Muza Gondwe: It was not easy to identify them

Muza GondweIt was not easy identifying them; I had to rely a lot on nomination from peers. The information in biographical dictionaries of “leading” scientists was scant and searches on the internet revealed very little. But now, I am mid way through my six month fellowship and it seems I am overwhelmed with the numbers, this ever-growing list of names of esteemed African scientists fills me with pride as it demonstrates the magnitude of African ingenuity. 

I am a visiting fellow at the Centre of African Studies on the Public Understanding of Science in Africa. I am working on two projects, the first I refer to as “ science engagement tourism,” where I have burdened myself with the enviable task of going around to famed science communication organizations learning what they do so that I can adopt and adapt it to Malawi, where I am from. I have so far met with the Naked Scientists, been on a maths school road show, explored the depths of five science museums, attended several activities during the Cambridge Festival of Ideas, started a blog, and been on a documentary film making course. The second project is African science heroes, a project that aims to celebrate distinguished black African pioneers of science who have made significant contributions to any of the physical and basic sciences.  The primary purpose of this project is to nurture ambitious aspirations by showing young Africans what can be achieved in any walk of life.

The seed of this idea was planted in me when I attended a science seminar several months ago by Bobby Cerini on her PhD thesis – Science Heroes. It should not come to anyone’s surprise that the science heroes she discovered were mostly white and male. It then occurred to me that even in my former life as a scientist, I did not have any black science role models, no black equivalents of Einstein, Darwin, or Newton. So I sought to correct this deficit, motivated by quotes from Toynbee and Watson.

“It will be seen that when we classify mankind by colour, the only one of the primary races, given by this classification, which has not made a creative contribution to any one of our twenty-one civilizations is the Black Race.” – Dr. Arnold Toynbee, The Study of History, Vol. I, page 233. (Vol I: Introduction; The Geneses of Civilizations (Oxford University Press 1934). The famed Nobel Prize geneticist who discovered the structure of DNA, James Watson, in 2007 said in an interview with the Sunday Times he was “inherently gloomy about the prospect of Africa” because “all our social policies are based on the fact that their intelligence is the same as ours – whereas all the testing says not really.”

In my investigation I have learnt some startling facts: no black African has won any of the Nobel prizes in science; the UK has six times as many researchers as Sub-Saharan Africa; and, according to the Mathematicians of the African Diaspora (MAD), 0.1% of the total number of mathematicians in the world are of black African heritage.

This all made the task of identifying the scientists daunting – the volumes of books in the Cambridge University Library and the internet were not much help.
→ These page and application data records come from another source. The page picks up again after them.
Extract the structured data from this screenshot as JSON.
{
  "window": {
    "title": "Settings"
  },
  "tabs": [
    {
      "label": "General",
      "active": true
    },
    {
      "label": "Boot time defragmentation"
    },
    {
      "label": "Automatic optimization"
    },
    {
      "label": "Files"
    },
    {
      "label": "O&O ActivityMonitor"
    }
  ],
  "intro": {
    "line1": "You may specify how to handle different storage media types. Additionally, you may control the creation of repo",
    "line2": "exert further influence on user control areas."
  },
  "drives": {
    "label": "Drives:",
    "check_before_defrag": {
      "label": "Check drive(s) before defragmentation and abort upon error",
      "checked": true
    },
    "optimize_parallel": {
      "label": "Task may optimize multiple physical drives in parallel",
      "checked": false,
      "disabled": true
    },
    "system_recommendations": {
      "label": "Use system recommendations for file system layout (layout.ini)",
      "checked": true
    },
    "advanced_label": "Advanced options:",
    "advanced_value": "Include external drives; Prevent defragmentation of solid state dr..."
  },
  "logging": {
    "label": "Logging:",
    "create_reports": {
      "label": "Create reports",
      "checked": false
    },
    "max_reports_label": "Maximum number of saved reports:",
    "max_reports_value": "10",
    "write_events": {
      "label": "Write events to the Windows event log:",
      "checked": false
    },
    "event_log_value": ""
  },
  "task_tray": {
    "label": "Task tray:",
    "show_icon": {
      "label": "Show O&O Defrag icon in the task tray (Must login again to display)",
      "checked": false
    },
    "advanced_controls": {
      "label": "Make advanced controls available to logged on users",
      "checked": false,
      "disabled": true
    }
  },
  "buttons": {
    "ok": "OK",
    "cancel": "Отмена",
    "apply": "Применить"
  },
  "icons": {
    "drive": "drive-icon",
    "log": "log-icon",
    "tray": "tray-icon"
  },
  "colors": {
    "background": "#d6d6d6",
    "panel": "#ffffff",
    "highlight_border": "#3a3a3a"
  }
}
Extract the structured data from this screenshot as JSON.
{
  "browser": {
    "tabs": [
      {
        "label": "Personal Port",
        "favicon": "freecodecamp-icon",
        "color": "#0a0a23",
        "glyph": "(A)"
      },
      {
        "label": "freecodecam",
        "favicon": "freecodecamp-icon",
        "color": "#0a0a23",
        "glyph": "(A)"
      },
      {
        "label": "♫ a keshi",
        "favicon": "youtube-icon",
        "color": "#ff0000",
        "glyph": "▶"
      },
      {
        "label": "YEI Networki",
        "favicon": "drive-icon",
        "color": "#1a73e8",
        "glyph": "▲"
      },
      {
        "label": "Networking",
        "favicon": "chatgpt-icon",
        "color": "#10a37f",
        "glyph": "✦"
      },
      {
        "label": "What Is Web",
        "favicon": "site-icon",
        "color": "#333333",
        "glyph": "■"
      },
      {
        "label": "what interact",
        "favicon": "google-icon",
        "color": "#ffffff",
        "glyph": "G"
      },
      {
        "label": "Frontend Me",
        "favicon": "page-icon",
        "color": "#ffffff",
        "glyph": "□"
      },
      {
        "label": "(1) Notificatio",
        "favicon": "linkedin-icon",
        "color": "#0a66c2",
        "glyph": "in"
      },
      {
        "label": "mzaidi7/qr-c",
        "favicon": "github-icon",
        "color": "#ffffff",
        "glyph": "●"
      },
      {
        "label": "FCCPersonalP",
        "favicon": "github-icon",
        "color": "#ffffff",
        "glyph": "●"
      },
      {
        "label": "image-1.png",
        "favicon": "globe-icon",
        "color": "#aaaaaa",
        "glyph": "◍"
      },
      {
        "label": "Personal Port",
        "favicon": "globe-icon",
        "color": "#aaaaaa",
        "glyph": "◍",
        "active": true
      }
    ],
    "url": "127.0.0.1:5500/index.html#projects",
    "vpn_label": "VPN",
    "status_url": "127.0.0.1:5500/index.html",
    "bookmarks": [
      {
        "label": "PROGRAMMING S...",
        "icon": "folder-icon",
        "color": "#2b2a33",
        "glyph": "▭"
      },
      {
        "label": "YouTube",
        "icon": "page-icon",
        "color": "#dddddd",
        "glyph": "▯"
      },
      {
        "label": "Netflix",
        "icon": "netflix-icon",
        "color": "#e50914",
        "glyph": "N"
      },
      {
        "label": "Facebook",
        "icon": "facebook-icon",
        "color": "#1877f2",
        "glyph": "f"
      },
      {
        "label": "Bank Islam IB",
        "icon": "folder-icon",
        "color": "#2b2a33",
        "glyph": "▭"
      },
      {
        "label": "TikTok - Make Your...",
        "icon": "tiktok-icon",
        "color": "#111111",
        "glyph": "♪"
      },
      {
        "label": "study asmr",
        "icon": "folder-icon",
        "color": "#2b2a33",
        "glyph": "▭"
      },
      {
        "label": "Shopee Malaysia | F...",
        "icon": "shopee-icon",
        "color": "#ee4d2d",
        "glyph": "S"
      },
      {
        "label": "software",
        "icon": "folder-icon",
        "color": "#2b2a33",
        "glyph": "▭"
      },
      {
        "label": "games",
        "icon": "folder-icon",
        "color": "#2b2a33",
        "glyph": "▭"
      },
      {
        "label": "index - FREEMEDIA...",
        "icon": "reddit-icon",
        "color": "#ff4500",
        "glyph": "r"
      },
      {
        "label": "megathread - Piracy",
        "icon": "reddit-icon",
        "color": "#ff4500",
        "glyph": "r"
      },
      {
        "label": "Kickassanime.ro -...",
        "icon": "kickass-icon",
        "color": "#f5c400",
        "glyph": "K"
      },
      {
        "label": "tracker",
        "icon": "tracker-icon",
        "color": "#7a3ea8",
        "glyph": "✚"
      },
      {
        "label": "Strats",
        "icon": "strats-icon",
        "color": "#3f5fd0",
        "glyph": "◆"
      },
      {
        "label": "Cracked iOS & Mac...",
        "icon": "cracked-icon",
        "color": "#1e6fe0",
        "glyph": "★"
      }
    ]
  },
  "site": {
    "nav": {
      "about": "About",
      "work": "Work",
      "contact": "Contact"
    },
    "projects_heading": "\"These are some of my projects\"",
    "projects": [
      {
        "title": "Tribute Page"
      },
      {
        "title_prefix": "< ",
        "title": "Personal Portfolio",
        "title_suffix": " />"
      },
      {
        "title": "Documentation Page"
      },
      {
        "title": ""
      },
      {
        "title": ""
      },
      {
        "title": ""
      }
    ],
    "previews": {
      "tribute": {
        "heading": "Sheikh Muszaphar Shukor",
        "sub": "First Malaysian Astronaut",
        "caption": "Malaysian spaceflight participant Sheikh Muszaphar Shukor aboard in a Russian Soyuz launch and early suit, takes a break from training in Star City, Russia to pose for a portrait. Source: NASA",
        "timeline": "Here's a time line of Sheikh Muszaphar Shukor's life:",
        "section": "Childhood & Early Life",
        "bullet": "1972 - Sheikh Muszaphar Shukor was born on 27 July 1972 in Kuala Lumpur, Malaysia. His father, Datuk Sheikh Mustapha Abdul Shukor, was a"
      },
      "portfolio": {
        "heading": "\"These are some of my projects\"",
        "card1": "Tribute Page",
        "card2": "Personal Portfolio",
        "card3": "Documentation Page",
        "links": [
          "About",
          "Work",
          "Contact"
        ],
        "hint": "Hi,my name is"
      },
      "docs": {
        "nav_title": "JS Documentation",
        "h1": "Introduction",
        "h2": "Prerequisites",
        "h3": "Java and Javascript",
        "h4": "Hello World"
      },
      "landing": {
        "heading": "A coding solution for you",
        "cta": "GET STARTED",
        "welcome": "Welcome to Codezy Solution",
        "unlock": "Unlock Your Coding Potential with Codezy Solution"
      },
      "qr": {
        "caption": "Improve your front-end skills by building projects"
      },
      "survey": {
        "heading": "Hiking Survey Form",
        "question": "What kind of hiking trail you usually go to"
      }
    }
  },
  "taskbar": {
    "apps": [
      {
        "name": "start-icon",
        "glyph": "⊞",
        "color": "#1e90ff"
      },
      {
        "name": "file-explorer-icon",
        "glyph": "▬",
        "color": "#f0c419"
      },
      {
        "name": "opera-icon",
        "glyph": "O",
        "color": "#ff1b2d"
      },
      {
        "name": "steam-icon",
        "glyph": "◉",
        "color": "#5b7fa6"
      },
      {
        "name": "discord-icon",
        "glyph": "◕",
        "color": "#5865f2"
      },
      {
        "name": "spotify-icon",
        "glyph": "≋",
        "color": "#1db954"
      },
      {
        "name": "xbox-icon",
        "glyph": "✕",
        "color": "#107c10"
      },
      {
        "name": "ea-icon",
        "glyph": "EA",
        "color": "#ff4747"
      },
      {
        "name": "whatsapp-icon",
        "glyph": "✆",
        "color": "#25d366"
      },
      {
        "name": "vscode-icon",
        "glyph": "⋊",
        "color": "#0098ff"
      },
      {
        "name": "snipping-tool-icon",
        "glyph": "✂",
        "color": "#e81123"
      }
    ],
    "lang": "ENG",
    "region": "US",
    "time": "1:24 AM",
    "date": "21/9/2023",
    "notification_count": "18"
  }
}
I did, however, come across several publications about African-American scientists, peppered lightly with African scientists, but it seemed no one had already done the work for me of gathering the stories of African scientists. I quickly overturned my initial disappointment into a challenging opportunity, circulated an email around to all the people I knew, and asked them to suggest names, and, lo and behold, the names started trickling, then pouring, in.

It has been gratifying to learn of talents that have overcome hard times, such as Philip Emgweali who was a refugee during the Nigerian Biafran war but later rose to become a hero of the internet or Hamilton Naki a technician in South Africa during apartheid who assisted in the first heart transplant, or Olufunmilayo Olopade who is doing ground breaking research in breast cancer. It is my hope that celebrating their achievements and advancing them as role models, they can connect with young Africans and inspire them. 

Muza Gondwe is a science communicator from Malawi who is keen to engage Africans with science. She is currently on a fellowship at the Centre of African Studies on the Public Understanding of Science in Africa, working on a project titled African Science Heroes.